It is a pleasure to serve under your chairship, Ms Fovargue.
I am grateful to my hon. Friend Tonia Antoniazzi for leading this debate on behalf of the Petitions Committee. Above all, I am thankful to all the people who signed the petition and to those who created it, because it means that, whether it is welcome or not, we must have this debate in the House, albeit on a Monday evening and in a small room. It should be happening on the Floor of the House of Commons, but the Government do not seem too keen to have it there, so we are having it here instead. Nevertheless, I thank all those who took the time to sign the petition, because this debate is not going away.
As my hon. Friend said, over 125,000 people have signed this e-petition, which shows the strength of feeling across the country about this issue. And those people signed it last year; if the petition had stayed open, we would have had a lot more signatures. That is because this situation did not stop when people were signing the petition; it has carried on and is carrying or now. There are questions to be answered.
Quite rightly, the British public do not like a cover-up. However, even the first response to this petition by the Government had to be sent back by the Petitions Committee —I thank the Committee for that—as the Government tried to dodge the question and did not really answer it. They had to resend in their homework; eventually, it was a bit better, but it is still not good enough.
Labour has been calling for months for this independent public inquiry into the Government’s handling of the covid pandemic, and the Government’s contracts must form a part of such an inquiry. That is what the public are asking for in this petition, and that is what we need to see. My hon. Friend eloquently outlined all the many different contracts about which there are questions to answer: contracts for PPE, contracts for free school meals and contracts for other things. We need to have an inquiry into all of them.
My hon. Friend Catherine West was right to say that the public want the Government to be careful with money, they want to know how that money is being spent and they want to see the details published. There are key questions about Government appointments and standards of ethics that we want answered. I am sure these questions would be key recommendations of any inquiry.
My hon. Friend Kate Osborne rightly went through the shocking costs of some of the contracts. They are not shocking in terms of their costs; this money needed to be spent urgently, to save lives. However, there was potential waste behind those contracts. There are also concerns that public confidence has been eroded because of the way that the contracting was carried out.
It is important to have an inquiry, because there are clearly questions to be answered, and lessons need to be learned rapidly. To be honest, I am concerned about leaving all those questions to the public inquiry. The questions about the contracting that is happening now need to be answered now. So a rapid-fire inquiry, which would also be part of the public inquiry, would be the best response to the questions being asked.
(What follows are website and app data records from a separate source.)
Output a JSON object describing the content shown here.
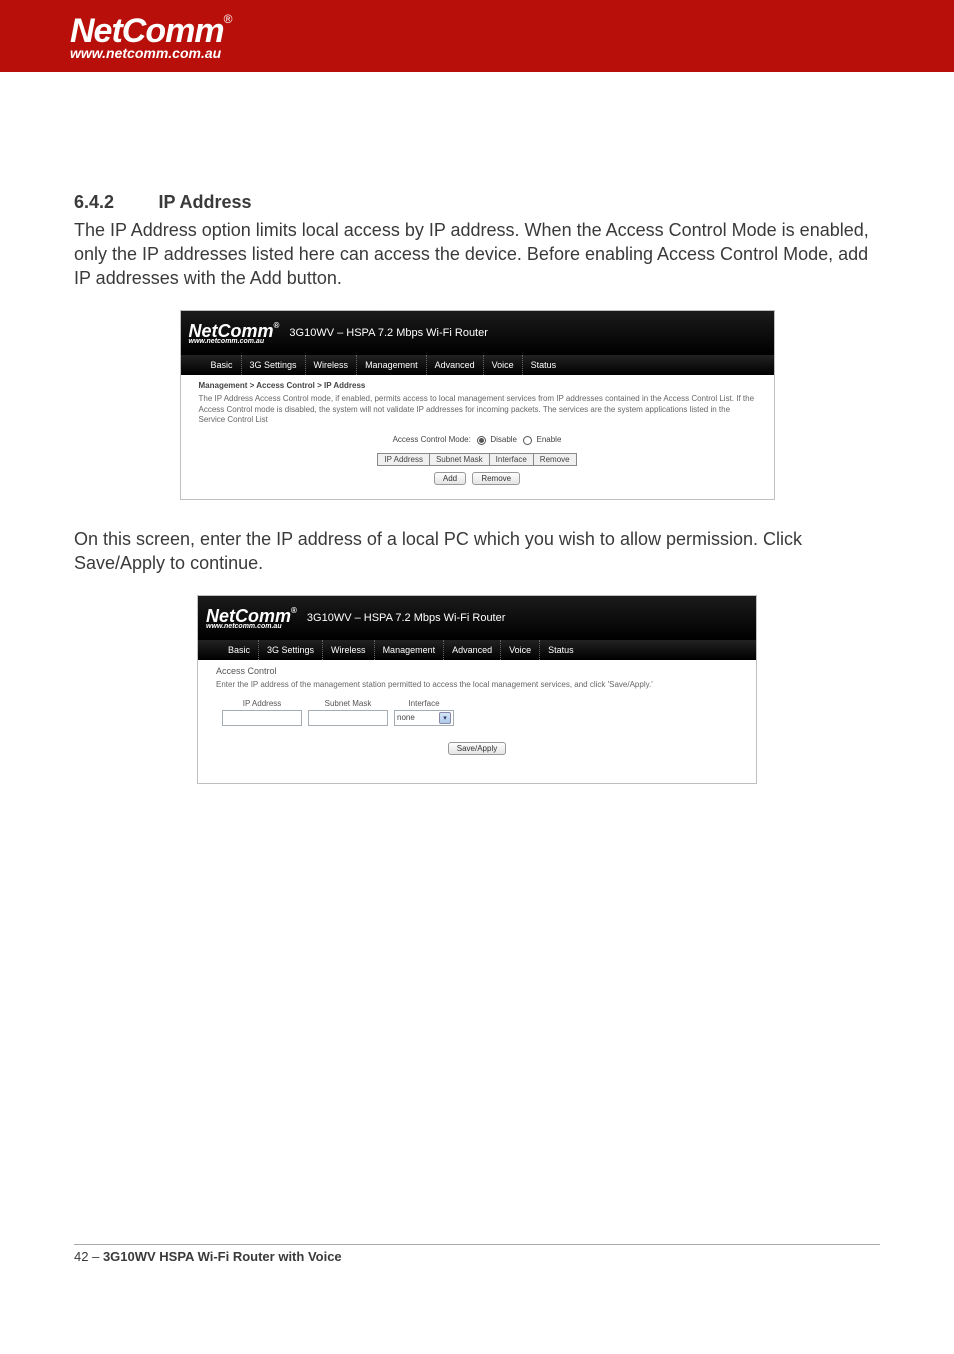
{
  "header": {
    "brand": "NetComm",
    "reg": "®",
    "url": "www.netcomm.com.au"
  },
  "section": {
    "number": "6.4.2",
    "title": "IP Address"
  },
  "para1": "The IP Address option limits local access by IP address. When the Access Control Mode is enabled, only the IP addresses listed here can access the device. Before enabling Access Control Mode, add IP addresses with the Add button.",
  "para2": "On this screen, enter the IP address of a local PC which you wish to allow permission. Click Save/Apply to continue.",
  "router": {
    "brand": "NetComm",
    "url": "www.netcomm.com.au",
    "title": "3G10WV – HSPA 7.2 Mbps Wi-Fi Router",
    "nav": [
      "Basic",
      "3G Settings",
      "Wireless",
      "Management",
      "Advanced",
      "Voice",
      "Status"
    ]
  },
  "shot1": {
    "breadcrumb": "Management > Access Control > IP Address",
    "desc": "The IP Address Access Control mode, if enabled, permits access to local management services from IP addresses contained in the Access Control List. If the Access Control mode is disabled, the system will not validate IP addresses for incoming packets. The services are the system applications listed in the Service Control List",
    "mode_label": "Access Control Mode:",
    "disable_label": "Disable",
    "enable_label": "Enable",
    "cols": {
      "ip": "IP Address",
      "mask": "Subnet Mask",
      "iface": "Interface",
      "remove": "Remove"
    },
    "buttons": {
      "add": "Add",
      "remove": "Remove"
    }
  },
  "shot2": {
    "heading": "Access Control",
    "instruction": "Enter the IP address of the management station permitted to access the local management services, and click 'Save/Apply.'",
    "cols": {
      "ip": "IP Address",
      "mask": "Subnet Mask",
      "iface": "Interface"
    },
    "select_value": "none",
    "save_button": "Save/Apply"
  },
  "footer": {
    "page": "42",
    "sep": " – ",
    "product": "3G10WV HSPA Wi-Fi Router with Voice"
  }
}
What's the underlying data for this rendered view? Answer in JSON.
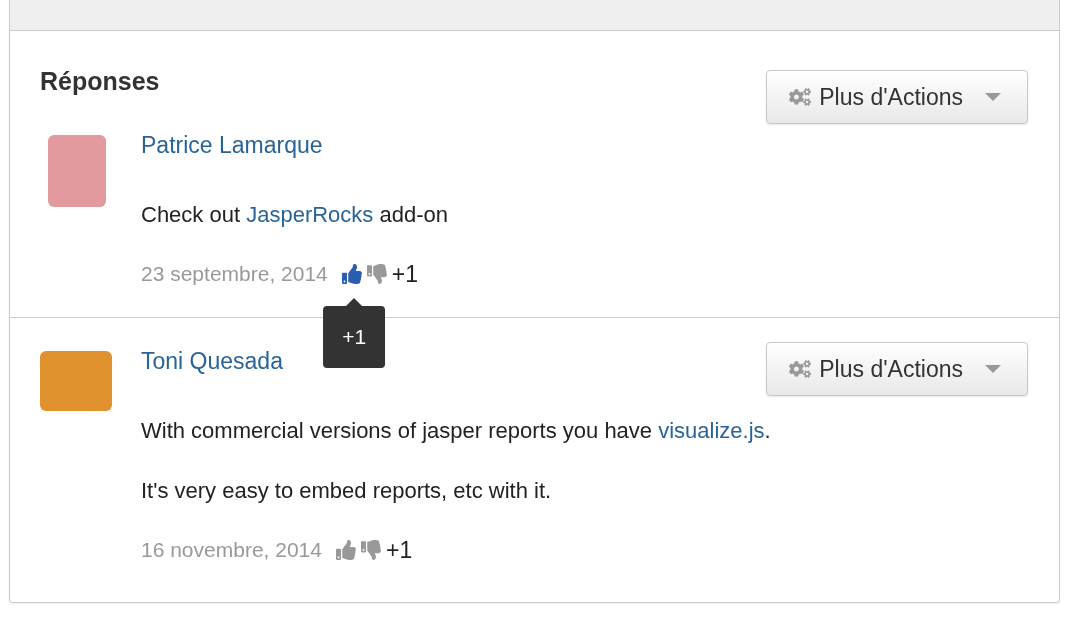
{
  "section_title": "Réponses",
  "header_button": {
    "label": "Plus d'Actions"
  },
  "answers": [
    {
      "author": "Patrice Lamarque",
      "paragraphs": [
        [
          {
            "kind": "text",
            "text": "Check out "
          },
          {
            "kind": "link",
            "text": "JasperRocks"
          },
          {
            "kind": "text",
            "text": " add-on"
          }
        ]
      ],
      "date": "23 septembre, 2014",
      "liked": true,
      "disliked": false,
      "score": "+1",
      "tooltip": "+1"
    },
    {
      "author": "Toni Quesada",
      "actions_button": {
        "label": "Plus d'Actions"
      },
      "paragraphs": [
        [
          {
            "kind": "text",
            "text": "With commercial versions of jasper reports you have "
          },
          {
            "kind": "link",
            "text": "visualize.js"
          },
          {
            "kind": "text",
            "text": "."
          }
        ],
        [
          {
            "kind": "text",
            "text": "It's very easy to embed reports, etc with it."
          }
        ]
      ],
      "date": "16 novembre, 2014",
      "liked": false,
      "disliked": false,
      "score": "+1"
    }
  ]
}
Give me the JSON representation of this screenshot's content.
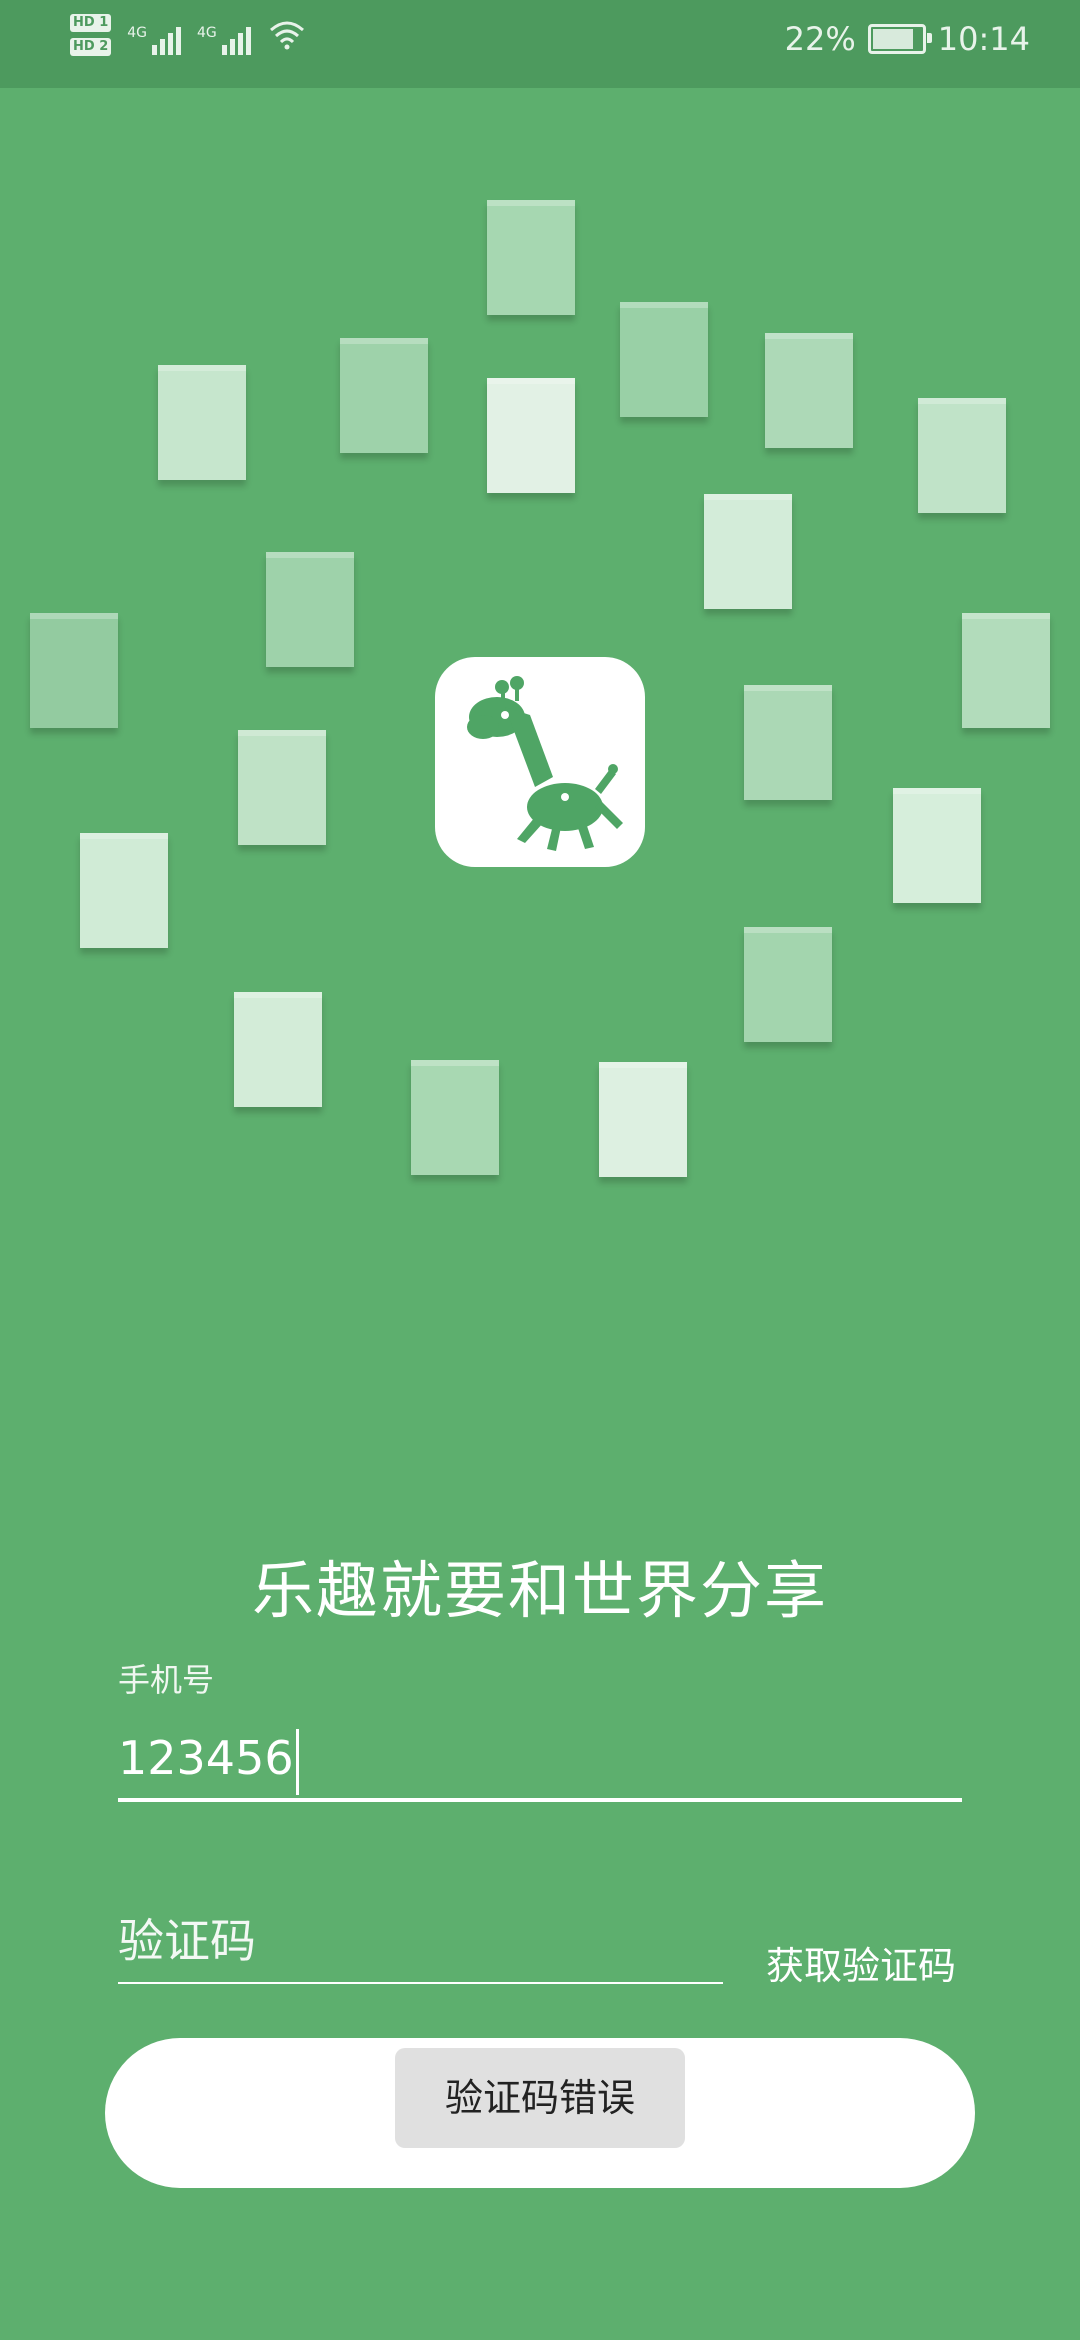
{
  "status_bar": {
    "hd1": "HD 1",
    "hd2": "HD 2",
    "net1": "4G",
    "net2": "4G",
    "battery": "22%",
    "time": "10:14"
  },
  "slogan": "乐趣就要和世界分享",
  "form": {
    "phone_label": "手机号",
    "phone_value": "123456",
    "code_placeholder": "验证码",
    "get_code": "获取验证码"
  },
  "toast": "验证码错误",
  "colors": {
    "background": "#5daf6e",
    "status_bar": "#4d9a5e",
    "logo_green": "#4fa565"
  },
  "icons": [
    "giraffe-logo-icon",
    "wifi-icon",
    "signal-icon",
    "battery-icon"
  ]
}
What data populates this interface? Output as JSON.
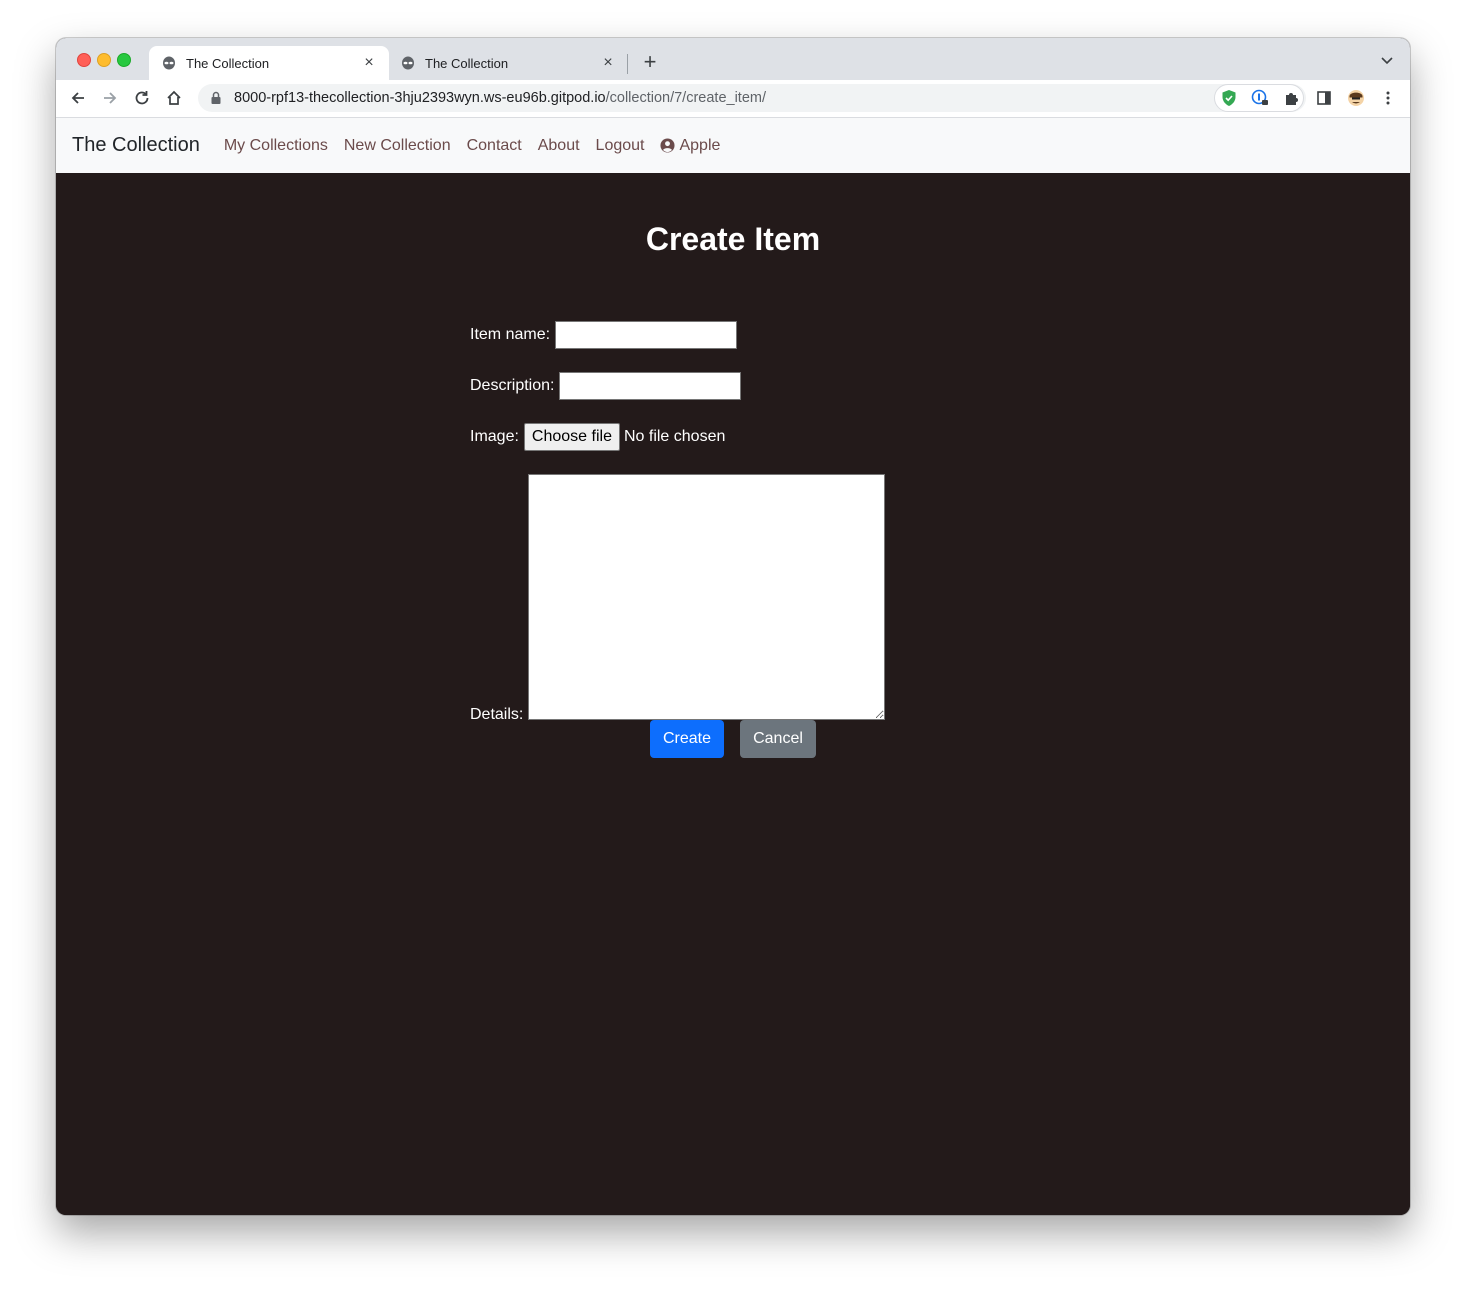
{
  "browser": {
    "tabs": [
      {
        "title": "The Collection",
        "active": true
      },
      {
        "title": "The Collection",
        "active": false
      }
    ],
    "address": {
      "host": "8000-rpf13-thecollection-3hju2393wyn.ws-eu96b.gitpod.io",
      "path": "/collection/7/create_item/"
    }
  },
  "navbar": {
    "brand": "The Collection",
    "links": [
      "My Collections",
      "New Collection",
      "Contact",
      "About",
      "Logout"
    ],
    "user": "Apple"
  },
  "page": {
    "title": "Create Item",
    "fields": {
      "item_name_label": "Item name:",
      "description_label": "Description:",
      "image_label": "Image:",
      "choose_file": "Choose file",
      "no_file": "No file chosen",
      "details_label": "Details:"
    },
    "buttons": {
      "create": "Create",
      "cancel": "Cancel"
    }
  },
  "colors": {
    "page_background": "#231a1a",
    "navbar_background": "#f8f9fa",
    "nav_link": "#6b4b4b",
    "primary": "#0d6efd",
    "secondary": "#6c757d"
  }
}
This is so important. Today could have been the day that has been termed “freedom day”. Who knows? With a correct track and trace contract, properly administered so that we could have confidence in it, we might not have had to rely only on the vaccine roll-out, which is impressive. Good test and trace could even have enabled us to have completed the opening-up today. That is how important this issue is.
The Government’s reply to the petition referred to the Boardman review, but that is not an independent and unbiased review, and just adds to the lack of transparency. It looks more and more as if the Conservatives are set on glossing over the cronyism in their ranks so that they can carry on as if nothing has happened. The Government have promised a covid inquiry “at the appropriate time”, but the appropriate time to look into these contracts is now. The next pandemic could arrive tomorrow: it is an ever-present threat, and the next one could be bigger and more deadly than covid. The Government cannot kick this inquiry down the road, because a moment of crisis is when our contracting should be better than normal, with higher standards than normal and more reliable than normal, not with more questions and more concerning, “given out to my mates” contracting.
The questions that I, many colleagues here and the public need answers to today are these. How did the urgent scramble to procure resources we needed to get us through the pandemic descend into corruption, waste, cronyism and secrecy? Why is this emergency contracting still going on? What has changed? Is anything better? It did not have to be this way; it should not have to be this way; and it cannot be this way when the next pandemic hits.
In the past 12 months, the Government have ordered £280 million of masks that did not meet the required standards. They have spent over £100 million on gowns without carrying out technical checks, and they could not be used. These were purchased by PestFix, a company that specialises in pest control products and that, by the Government’s own admission, was dormant in 2018 before being referred by the VIP channel. As the Good Law Project uncovered last month, officials at the Department of Health and Social Care were aware that PestFix’s agent may have been bribing officials in China. Most concerning of all, the Government have awarded almost £2 billion in covid contracts to friends and donors of the Conservative party.
Adam Holloway raised those points, and he said that there is nothing to see here, but I think he made a good argument for an inquiry.